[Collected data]
-- Opening Marker --
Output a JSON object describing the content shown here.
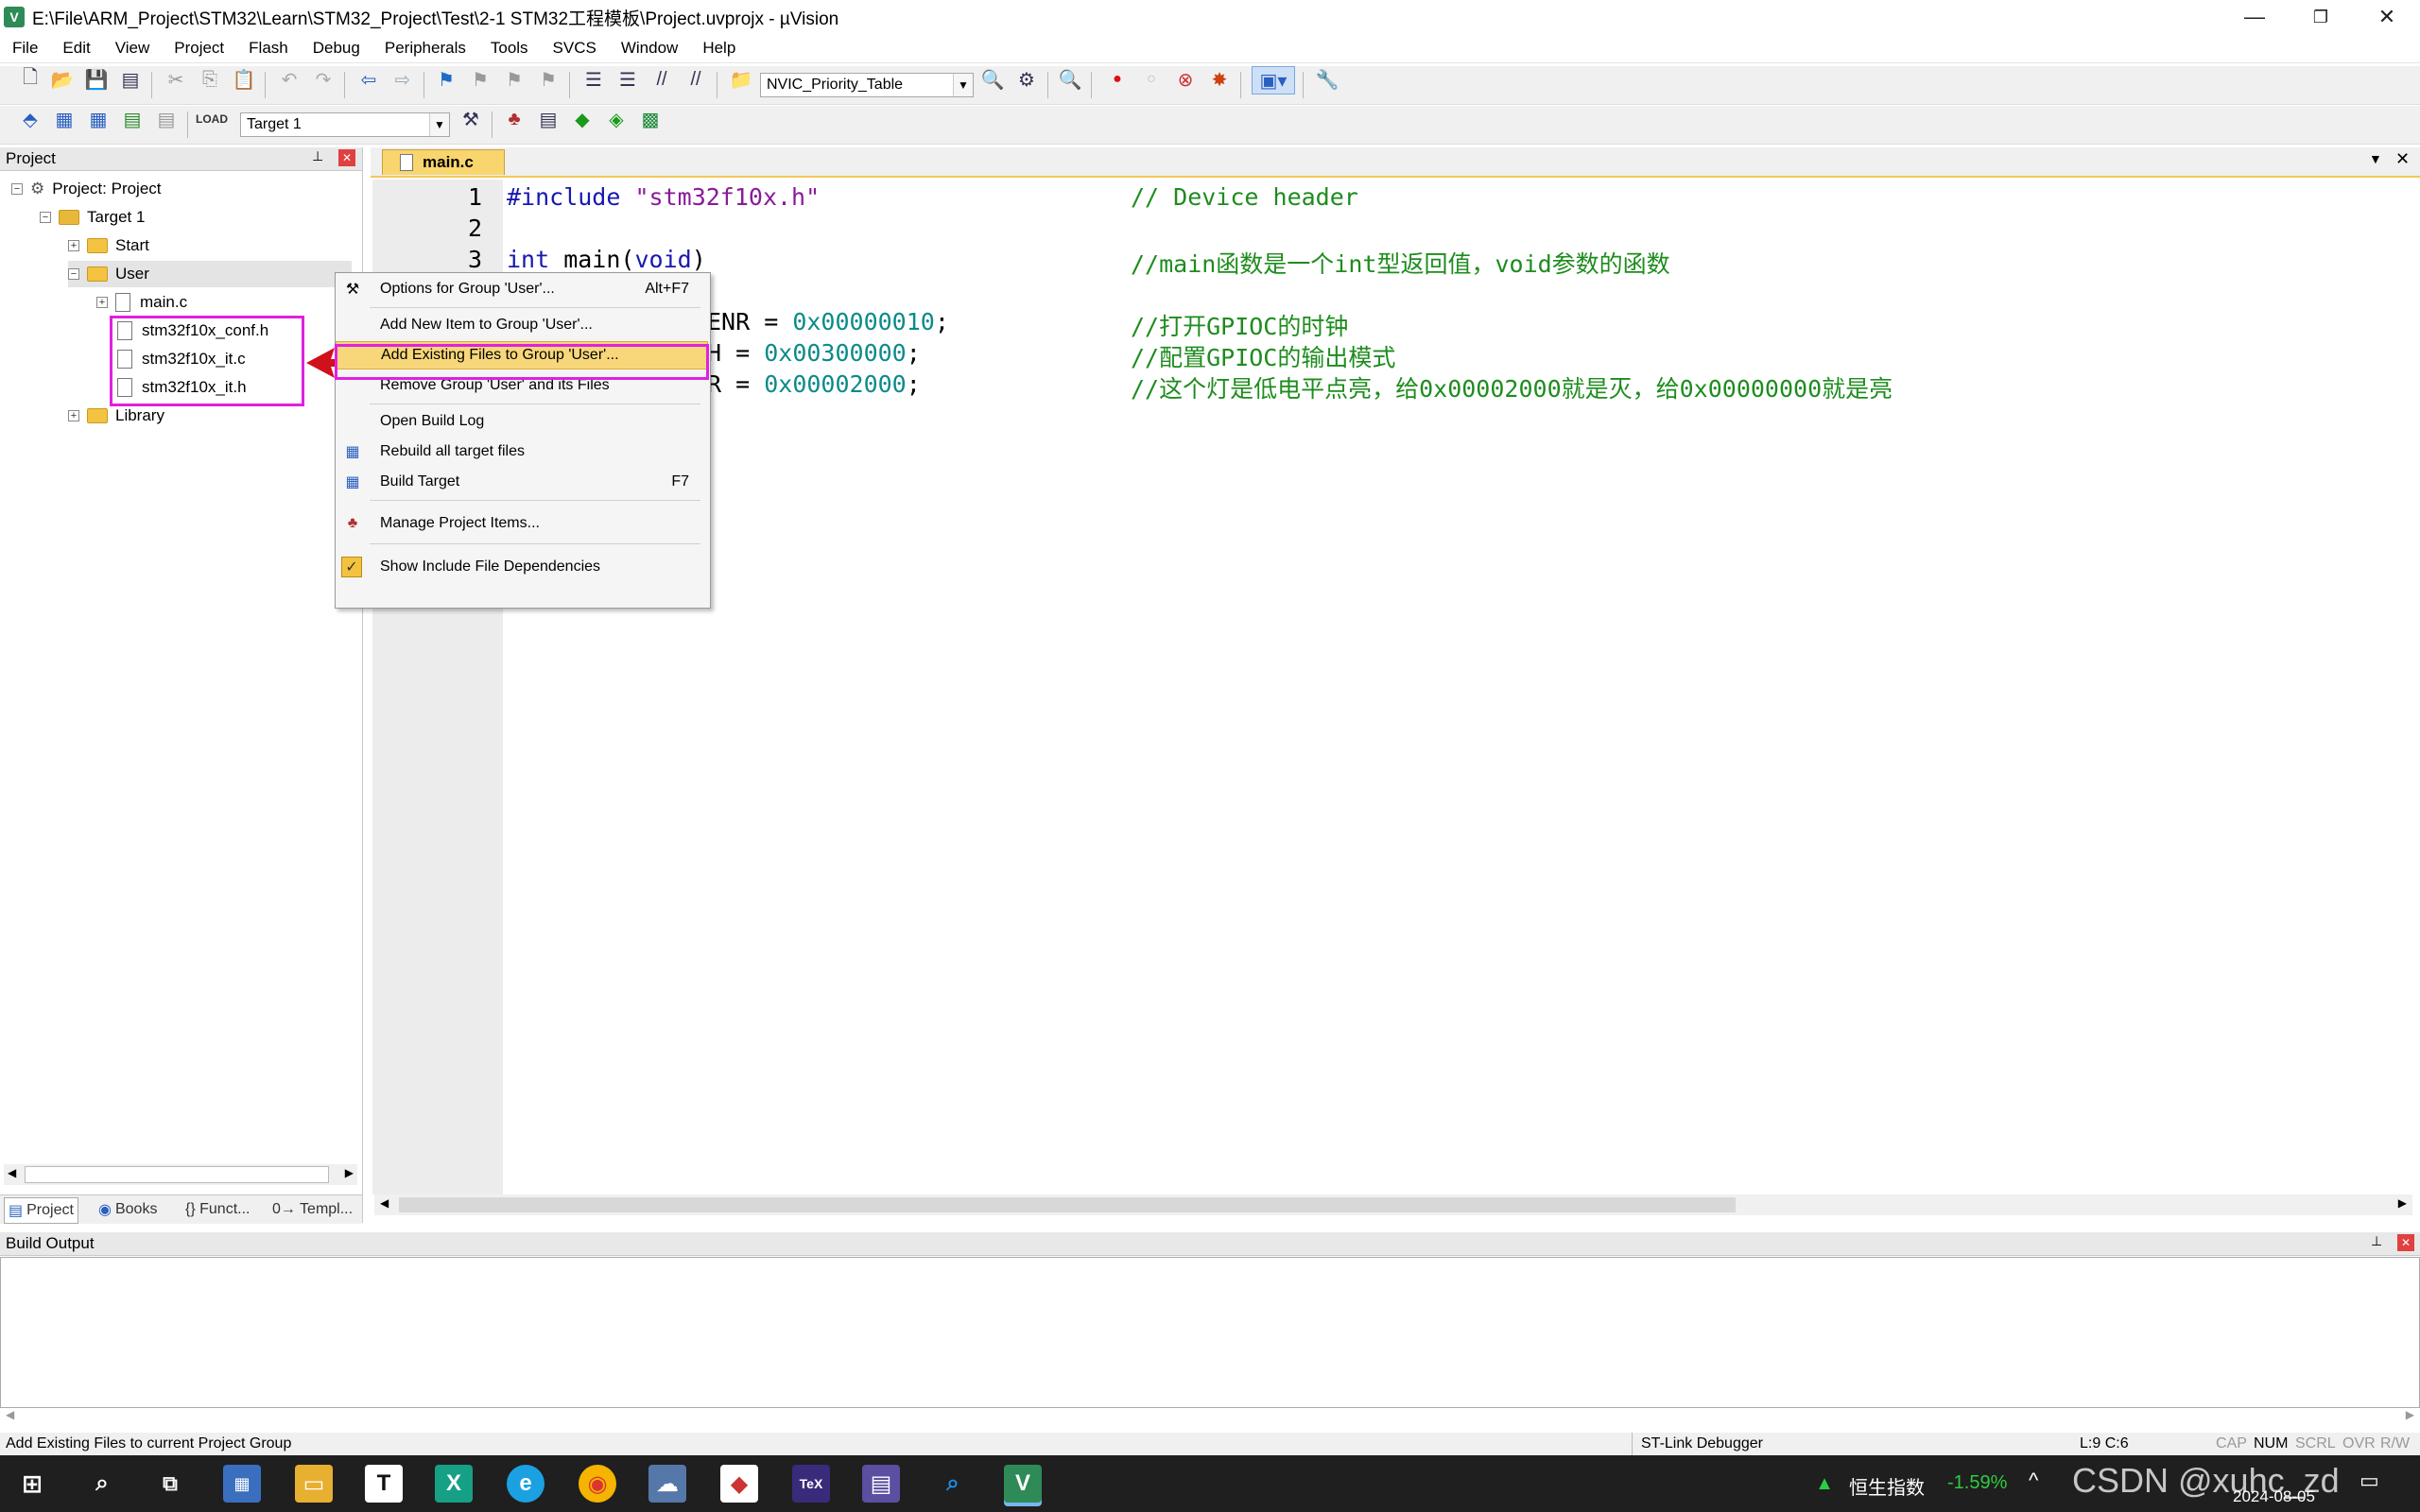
{
  "window": {
    "title": "E:\\File\\ARM_Project\\STM32\\Learn\\STM32_Project\\Test\\2-1 STM32工程模板\\Project.uvprojx - µVision",
    "app_icon": "uvision-icon",
    "minimize": "—",
    "restore": "❐",
    "close": "✕"
  },
  "menu": [
    "File",
    "Edit",
    "View",
    "Project",
    "Flash",
    "Debug",
    "Peripherals",
    "Tools",
    "SVCS",
    "Window",
    "Help"
  ],
  "toolbar1": {
    "find_combo_value": "NVIC_Priority_Table"
  },
  "toolbar2": {
    "target_combo_value": "Target 1"
  },
  "project_panel": {
    "title": "Project",
    "pin": "📌",
    "close": "✕",
    "tree": {
      "root": "Project: Project",
      "target": "Target 1",
      "group_start": "Start",
      "group_user": "User",
      "file_main": "main.c",
      "file_conf": "stm32f10x_conf.h",
      "file_itc": "stm32f10x_it.c",
      "file_ith": "stm32f10x_it.h",
      "group_library": "Library"
    },
    "tabs": [
      "Project",
      "Books",
      "{} Funct...",
      "0→ Templ..."
    ]
  },
  "editor": {
    "tab_label": "main.c",
    "line_numbers": [
      "1",
      "2",
      "3"
    ],
    "line1": {
      "kw": "#include",
      "str": "\"stm32f10x.h\"",
      "cmt": "// Device header"
    },
    "line3": {
      "kw1": "int",
      "mid": " main(",
      "kw2": "void",
      "end": ")",
      "cmt": "//main函数是一个int型返回值，void参数的函数"
    },
    "line5": {
      "code": "ENR = ",
      "num": "0x00000010",
      "end": ";",
      "cmt": "//打开GPIOC的时钟"
    },
    "line6": {
      "code": "H = ",
      "num": "0x00300000",
      "end": ";",
      "cmt": "//配置GPIOC的输出模式"
    },
    "line7": {
      "code": "R = ",
      "num": "0x00002000",
      "end": ";",
      "cmt": "//这个灯是低电平点亮，给0x00002000就是灭，给0x00000000就是亮"
    }
  },
  "context_menu": {
    "items": [
      {
        "label": "Options for Group 'User'...",
        "shortcut": "Alt+F7"
      },
      {
        "label": "Add New  Item to Group 'User'...",
        "shortcut": ""
      },
      {
        "label": "Add Existing Files to Group 'User'...",
        "shortcut": ""
      },
      {
        "label": "Remove Group 'User' and its Files",
        "shortcut": ""
      },
      {
        "label": "Open Build Log",
        "shortcut": ""
      },
      {
        "label": "Rebuild all target files",
        "shortcut": ""
      },
      {
        "label": "Build Target",
        "shortcut": "F7"
      },
      {
        "label": "Manage Project Items...",
        "shortcut": ""
      },
      {
        "label": "Show Include File Dependencies",
        "shortcut": ""
      }
    ],
    "highlighted_index": 2,
    "highlight_color": "#f7d77a"
  },
  "build_output": {
    "title": "Build Output"
  },
  "statusbar": {
    "message": "Add Existing Files to current Project Group",
    "debugger": "ST-Link Debugger",
    "position": "L:9 C:6",
    "indicators": [
      "CAP",
      "NUM",
      "SCRL",
      "OVR",
      "R/W"
    ]
  },
  "taskbar": {
    "stock_name": "恒生指数",
    "stock_change": "-1.59%",
    "date": "2024-08-05",
    "watermark": "CSDN @xuhc_zd"
  },
  "colors": {
    "annotation": "#e020e0",
    "arrow": "#d0101a",
    "tab_accent": "#f5c65a"
  }
}
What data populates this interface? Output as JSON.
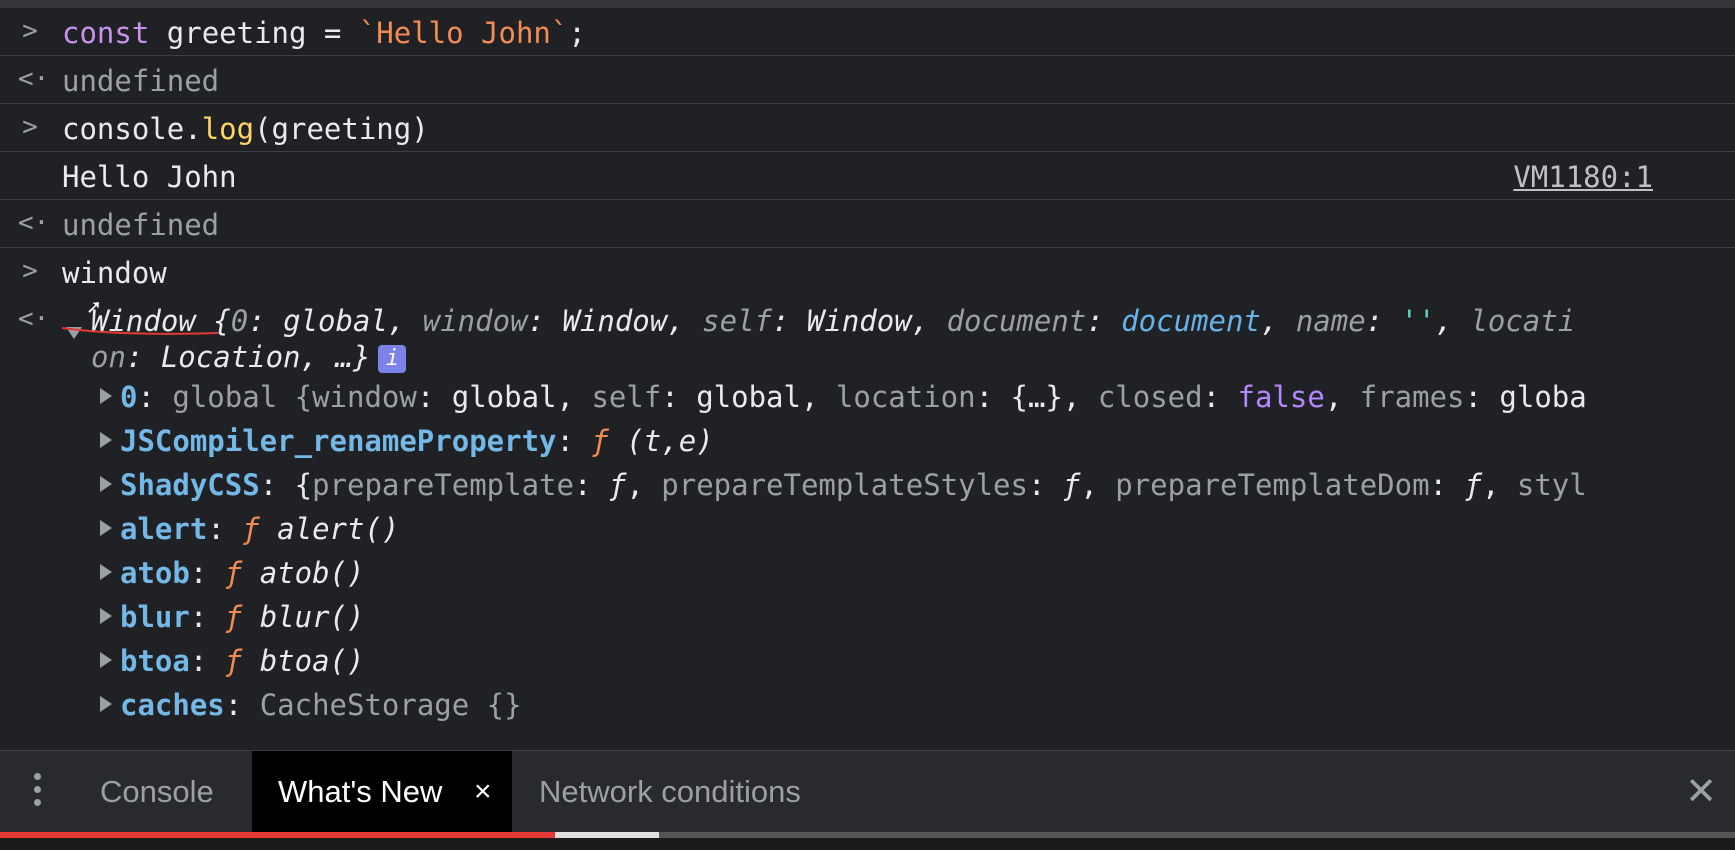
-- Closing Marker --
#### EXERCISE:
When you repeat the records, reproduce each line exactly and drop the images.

#### ANSWER BELOW:
Output a JSON object describing the content shown here.
{
  "window": {
    "title": "E:\\File\\ARM_Project\\STM32\\Learn\\STM32_Project\\Test\\2-1 STM32工程模板\\Project.uvprojx - µVision",
    "app_icon": "uvision-icon",
    "minimize": "—",
    "restore": "❐",
    "close": "✕"
  },
  "menu": [
    "File",
    "Edit",
    "View",
    "Project",
    "Flash",
    "Debug",
    "Peripherals",
    "Tools",
    "SVCS",
    "Window",
    "Help"
  ],
  "toolbar1": {
    "find_combo_value": "NVIC_Priority_Table"
  },
  "toolbar2": {
    "target_combo_value": "Target 1"
  },
  "project_panel": {
    "title": "Project",
    "pin": "📌",
    "close": "✕",
    "tree": {
      "root": "Project: Project",
      "target": "Target 1",
      "group_start": "Start",
      "group_user": "User",
      "file_main": "main.c",
      "file_conf": "stm32f10x_conf.h",
      "file_itc": "stm32f10x_it.c",
      "file_ith": "stm32f10x_it.h",
      "group_library": "Library"
    },
    "tabs": [
      "Project",
      "Books",
      "{} Funct...",
      "0→ Templ..."
    ]
  },
  "editor": {
    "tab_label": "main.c",
    "line_numbers": [
      "1",
      "2",
      "3"
    ],
    "line1": {
      "kw": "#include",
      "str": "\"stm32f10x.h\"",
      "cmt": "// Device header"
    },
    "line3": {
      "kw1": "int",
      "mid": " main(",
      "kw2": "void",
      "end": ")",
      "cmt": "//main函数是一个int型返回值，void参数的函数"
    },
    "line5": {
      "code": "ENR = ",
      "num": "0x00000010",
      "end": ";",
      "cmt": "//打开GPIOC的时钟"
    },
    "line6": {
      "code": "H = ",
      "num": "0x00300000",
      "end": ";",
      "cmt": "//配置GPIOC的输出模式"
    },
    "line7": {
      "code": "R = ",
      "num": "0x00002000",
      "end": ";",
      "cmt": "//这个灯是低电平点亮，给0x00002000就是灭，给0x00000000就是亮"
    }
  },
  "context_menu": {
    "items": [
      {
        "label": "Options for Group 'User'...",
        "shortcut": "Alt+F7"
      },
      {
        "label": "Add New  Item to Group 'User'...",
        "shortcut": ""
      },
      {
        "label": "Add Existing Files to Group 'User'...",
        "shortcut": ""
      },
      {
        "label": "Remove Group 'User' and its Files",
        "shortcut": ""
      },
      {
        "label": "Open Build Log",
        "shortcut": ""
      },
      {
        "label": "Rebuild all target files",
        "shortcut": ""
      },
      {
        "label": "Build Target",
        "shortcut": "F7"
      },
      {
        "label": "Manage Project Items...",
        "shortcut": ""
      },
      {
        "label": "Show Include File Dependencies",
        "shortcut": ""
      }
    ],
    "highlighted_index": 2,
    "highlight_color": "#f7d77a"
  },
  "build_output": {
    "title": "Build Output"
  },
  "statusbar": {
    "message": "Add Existing Files to current Project Group",
    "debugger": "ST-Link Debugger",
    "position": "L:9 C:6",
    "indicators": [
      "CAP",
      "NUM",
      "SCRL",
      "OVR",
      "R/W"
    ]
  },
  "taskbar": {
    "stock_name": "恒生指数",
    "stock_change": "-1.59%",
    "date": "2024-08-05",
    "watermark": "CSDN @xuhc_zd"
  },
  "colors": {
    "annotation": "#e020e0",
    "arrow": "#d0101a",
    "tab_accent": "#f5c65a"
  }
}
What data populates this interface? Output as JSON.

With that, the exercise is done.